---- Information
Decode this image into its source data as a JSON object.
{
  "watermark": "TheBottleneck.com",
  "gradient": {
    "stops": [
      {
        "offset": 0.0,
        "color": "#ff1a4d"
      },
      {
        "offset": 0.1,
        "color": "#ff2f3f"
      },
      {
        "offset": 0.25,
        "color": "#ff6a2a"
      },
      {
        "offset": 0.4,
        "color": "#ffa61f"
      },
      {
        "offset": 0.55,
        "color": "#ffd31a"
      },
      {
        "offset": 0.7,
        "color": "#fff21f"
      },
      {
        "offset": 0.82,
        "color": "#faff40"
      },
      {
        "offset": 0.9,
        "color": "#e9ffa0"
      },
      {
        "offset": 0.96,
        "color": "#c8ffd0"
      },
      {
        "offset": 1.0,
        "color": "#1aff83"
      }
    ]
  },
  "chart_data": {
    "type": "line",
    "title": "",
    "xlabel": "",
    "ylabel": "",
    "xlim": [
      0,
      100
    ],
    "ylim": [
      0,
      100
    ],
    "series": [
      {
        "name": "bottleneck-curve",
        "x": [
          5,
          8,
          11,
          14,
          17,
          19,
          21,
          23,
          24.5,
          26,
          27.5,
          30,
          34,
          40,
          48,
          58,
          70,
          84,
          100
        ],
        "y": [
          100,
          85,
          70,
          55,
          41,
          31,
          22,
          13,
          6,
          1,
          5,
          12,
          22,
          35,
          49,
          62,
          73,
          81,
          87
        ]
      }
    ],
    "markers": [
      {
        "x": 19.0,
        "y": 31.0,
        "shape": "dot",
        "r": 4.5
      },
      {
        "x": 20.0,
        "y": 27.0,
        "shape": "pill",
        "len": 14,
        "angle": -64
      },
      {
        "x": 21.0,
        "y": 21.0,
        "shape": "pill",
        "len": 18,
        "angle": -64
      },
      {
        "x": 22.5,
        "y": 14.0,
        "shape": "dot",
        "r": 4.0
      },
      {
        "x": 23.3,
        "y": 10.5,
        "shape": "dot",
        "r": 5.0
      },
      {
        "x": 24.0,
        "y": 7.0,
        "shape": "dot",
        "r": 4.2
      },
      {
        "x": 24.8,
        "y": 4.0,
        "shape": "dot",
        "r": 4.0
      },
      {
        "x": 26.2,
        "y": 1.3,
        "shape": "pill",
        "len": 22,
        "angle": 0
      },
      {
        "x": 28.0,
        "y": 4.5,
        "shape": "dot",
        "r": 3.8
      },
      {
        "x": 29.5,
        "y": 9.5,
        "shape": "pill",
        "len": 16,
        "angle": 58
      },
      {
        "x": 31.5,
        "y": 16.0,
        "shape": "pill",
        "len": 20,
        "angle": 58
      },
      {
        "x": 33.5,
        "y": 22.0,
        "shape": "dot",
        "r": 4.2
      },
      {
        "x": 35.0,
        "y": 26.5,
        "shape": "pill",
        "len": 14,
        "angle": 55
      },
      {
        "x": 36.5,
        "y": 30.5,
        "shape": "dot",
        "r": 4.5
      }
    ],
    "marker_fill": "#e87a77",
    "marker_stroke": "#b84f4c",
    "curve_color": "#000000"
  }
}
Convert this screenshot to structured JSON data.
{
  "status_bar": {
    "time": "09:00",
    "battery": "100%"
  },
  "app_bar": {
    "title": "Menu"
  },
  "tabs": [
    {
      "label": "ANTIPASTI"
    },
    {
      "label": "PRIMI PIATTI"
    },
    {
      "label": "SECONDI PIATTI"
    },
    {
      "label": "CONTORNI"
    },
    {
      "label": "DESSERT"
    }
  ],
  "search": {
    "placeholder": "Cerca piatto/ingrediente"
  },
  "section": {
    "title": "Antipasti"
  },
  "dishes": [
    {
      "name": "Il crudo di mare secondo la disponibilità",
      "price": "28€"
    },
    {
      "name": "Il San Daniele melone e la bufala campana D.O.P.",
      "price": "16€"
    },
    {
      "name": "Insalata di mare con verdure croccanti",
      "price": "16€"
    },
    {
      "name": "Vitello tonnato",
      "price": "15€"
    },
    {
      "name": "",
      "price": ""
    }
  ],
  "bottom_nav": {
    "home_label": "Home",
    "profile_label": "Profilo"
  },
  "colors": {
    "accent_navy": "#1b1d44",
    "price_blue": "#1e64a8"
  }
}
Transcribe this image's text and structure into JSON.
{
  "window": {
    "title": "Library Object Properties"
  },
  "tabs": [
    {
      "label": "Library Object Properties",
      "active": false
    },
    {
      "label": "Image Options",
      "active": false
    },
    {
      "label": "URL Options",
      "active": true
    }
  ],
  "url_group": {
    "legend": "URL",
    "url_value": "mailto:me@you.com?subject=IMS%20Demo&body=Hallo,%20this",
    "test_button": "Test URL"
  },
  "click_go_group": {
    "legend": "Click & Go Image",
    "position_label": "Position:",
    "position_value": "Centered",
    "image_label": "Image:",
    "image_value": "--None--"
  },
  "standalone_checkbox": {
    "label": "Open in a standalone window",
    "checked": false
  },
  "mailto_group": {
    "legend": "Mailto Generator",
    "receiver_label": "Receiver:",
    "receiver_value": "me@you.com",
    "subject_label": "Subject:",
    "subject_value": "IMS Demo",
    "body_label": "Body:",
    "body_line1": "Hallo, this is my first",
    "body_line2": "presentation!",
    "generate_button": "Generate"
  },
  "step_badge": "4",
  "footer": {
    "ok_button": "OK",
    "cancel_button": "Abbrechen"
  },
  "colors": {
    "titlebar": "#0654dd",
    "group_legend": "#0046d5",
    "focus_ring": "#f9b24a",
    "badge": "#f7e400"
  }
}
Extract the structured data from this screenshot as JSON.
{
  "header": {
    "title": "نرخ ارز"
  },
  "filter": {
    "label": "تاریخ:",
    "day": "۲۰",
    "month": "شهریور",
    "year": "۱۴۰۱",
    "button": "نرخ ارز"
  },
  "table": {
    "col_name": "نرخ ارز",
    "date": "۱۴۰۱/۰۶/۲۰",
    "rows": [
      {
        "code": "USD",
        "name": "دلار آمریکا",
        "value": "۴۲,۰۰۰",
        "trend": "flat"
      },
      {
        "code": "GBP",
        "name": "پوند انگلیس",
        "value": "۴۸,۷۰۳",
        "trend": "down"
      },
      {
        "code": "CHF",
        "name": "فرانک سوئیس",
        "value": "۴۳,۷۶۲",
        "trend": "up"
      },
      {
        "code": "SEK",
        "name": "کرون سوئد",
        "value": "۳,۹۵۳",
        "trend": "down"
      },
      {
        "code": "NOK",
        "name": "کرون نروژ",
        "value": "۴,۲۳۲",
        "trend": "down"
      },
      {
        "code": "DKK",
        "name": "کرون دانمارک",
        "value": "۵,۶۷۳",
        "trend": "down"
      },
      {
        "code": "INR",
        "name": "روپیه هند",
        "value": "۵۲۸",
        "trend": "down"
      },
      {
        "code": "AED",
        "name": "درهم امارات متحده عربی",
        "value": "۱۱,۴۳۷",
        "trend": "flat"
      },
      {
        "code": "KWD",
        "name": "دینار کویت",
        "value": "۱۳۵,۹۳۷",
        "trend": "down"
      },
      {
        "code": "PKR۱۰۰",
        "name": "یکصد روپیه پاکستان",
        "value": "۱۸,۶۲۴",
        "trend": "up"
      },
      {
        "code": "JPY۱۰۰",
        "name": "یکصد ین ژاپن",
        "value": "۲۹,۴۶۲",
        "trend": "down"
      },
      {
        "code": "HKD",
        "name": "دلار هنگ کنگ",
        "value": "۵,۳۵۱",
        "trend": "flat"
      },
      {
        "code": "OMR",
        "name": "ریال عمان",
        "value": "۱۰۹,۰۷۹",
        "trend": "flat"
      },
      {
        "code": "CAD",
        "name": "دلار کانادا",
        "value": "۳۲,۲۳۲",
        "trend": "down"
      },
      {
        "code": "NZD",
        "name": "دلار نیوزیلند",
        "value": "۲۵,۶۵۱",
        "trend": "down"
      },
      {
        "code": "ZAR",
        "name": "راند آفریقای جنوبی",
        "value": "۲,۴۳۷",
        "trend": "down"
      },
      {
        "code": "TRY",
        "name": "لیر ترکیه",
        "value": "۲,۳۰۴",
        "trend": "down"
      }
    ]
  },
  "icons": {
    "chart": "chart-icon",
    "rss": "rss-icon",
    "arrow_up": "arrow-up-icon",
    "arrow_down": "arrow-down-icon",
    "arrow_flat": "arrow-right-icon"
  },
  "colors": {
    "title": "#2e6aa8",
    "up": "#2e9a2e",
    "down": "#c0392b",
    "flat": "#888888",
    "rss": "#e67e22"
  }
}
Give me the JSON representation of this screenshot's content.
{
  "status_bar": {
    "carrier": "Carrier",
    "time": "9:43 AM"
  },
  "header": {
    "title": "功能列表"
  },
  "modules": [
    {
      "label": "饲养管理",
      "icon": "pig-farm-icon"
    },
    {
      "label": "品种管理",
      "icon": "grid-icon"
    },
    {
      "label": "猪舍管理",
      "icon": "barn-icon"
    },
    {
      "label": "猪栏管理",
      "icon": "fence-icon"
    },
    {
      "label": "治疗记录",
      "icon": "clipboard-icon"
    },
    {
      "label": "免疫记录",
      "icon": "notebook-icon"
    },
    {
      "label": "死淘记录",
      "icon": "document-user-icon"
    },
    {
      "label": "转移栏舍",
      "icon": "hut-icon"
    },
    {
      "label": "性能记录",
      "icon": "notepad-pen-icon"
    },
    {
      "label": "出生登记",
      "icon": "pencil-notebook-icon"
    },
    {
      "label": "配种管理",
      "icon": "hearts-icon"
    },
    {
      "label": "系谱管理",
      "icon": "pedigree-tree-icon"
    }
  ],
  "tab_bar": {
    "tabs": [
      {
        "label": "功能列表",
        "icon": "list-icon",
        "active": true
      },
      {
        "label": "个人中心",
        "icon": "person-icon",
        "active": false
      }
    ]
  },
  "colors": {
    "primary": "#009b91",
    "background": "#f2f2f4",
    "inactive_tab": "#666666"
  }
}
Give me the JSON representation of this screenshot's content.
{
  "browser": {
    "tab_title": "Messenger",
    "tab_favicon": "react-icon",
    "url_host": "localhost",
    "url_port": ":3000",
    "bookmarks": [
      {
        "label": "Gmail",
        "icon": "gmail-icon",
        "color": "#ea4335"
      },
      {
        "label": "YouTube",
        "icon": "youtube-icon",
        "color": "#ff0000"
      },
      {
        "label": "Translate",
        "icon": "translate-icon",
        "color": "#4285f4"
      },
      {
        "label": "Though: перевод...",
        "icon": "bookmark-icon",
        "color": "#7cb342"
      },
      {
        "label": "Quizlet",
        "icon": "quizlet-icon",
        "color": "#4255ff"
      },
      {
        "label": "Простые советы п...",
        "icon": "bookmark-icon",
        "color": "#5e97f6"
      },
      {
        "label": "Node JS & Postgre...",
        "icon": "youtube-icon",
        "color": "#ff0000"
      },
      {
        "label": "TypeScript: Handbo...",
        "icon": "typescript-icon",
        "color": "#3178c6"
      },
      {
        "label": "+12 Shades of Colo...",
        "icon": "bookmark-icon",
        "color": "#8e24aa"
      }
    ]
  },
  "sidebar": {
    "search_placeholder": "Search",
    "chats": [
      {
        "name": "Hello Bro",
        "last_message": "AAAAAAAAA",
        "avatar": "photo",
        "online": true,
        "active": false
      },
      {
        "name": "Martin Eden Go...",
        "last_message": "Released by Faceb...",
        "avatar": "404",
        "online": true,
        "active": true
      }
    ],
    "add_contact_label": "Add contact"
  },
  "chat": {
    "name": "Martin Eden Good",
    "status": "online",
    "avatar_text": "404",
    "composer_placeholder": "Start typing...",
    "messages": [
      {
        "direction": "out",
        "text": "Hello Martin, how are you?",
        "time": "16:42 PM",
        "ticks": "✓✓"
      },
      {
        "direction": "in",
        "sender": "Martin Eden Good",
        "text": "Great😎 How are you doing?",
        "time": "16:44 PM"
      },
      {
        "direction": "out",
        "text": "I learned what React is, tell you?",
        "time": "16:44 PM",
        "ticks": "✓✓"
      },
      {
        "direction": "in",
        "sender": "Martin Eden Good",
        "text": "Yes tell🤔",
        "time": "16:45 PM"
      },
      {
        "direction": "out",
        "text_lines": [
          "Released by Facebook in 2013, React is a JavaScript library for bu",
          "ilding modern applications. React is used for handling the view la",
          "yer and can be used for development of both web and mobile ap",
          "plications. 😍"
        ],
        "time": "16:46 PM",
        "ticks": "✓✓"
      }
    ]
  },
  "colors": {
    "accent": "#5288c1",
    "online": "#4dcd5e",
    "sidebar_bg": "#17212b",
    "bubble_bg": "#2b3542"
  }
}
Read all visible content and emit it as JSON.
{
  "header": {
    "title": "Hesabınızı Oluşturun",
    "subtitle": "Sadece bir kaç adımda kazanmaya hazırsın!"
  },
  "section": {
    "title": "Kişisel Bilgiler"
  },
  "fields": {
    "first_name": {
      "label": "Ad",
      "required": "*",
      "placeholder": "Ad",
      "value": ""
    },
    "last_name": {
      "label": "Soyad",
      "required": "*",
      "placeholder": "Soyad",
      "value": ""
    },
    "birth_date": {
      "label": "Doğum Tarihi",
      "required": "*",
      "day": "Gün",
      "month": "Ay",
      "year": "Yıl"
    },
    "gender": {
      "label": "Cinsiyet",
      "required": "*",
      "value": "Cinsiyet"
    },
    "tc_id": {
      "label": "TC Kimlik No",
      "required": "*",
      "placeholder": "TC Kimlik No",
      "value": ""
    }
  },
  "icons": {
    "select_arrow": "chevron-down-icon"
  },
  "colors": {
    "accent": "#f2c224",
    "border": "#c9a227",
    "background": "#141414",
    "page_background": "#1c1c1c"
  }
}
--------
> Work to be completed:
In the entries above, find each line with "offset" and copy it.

> Written solution:
        "offset": 0.0,
        "offset": 0.1,
        "offset": 0.25,
        "offset": 0.4,
        "offset": 0.55,
        "offset": 0.7,
        "offset": 0.82,
        "offset": 0.9,
        "offset": 0.96,
        "offset": 1.0,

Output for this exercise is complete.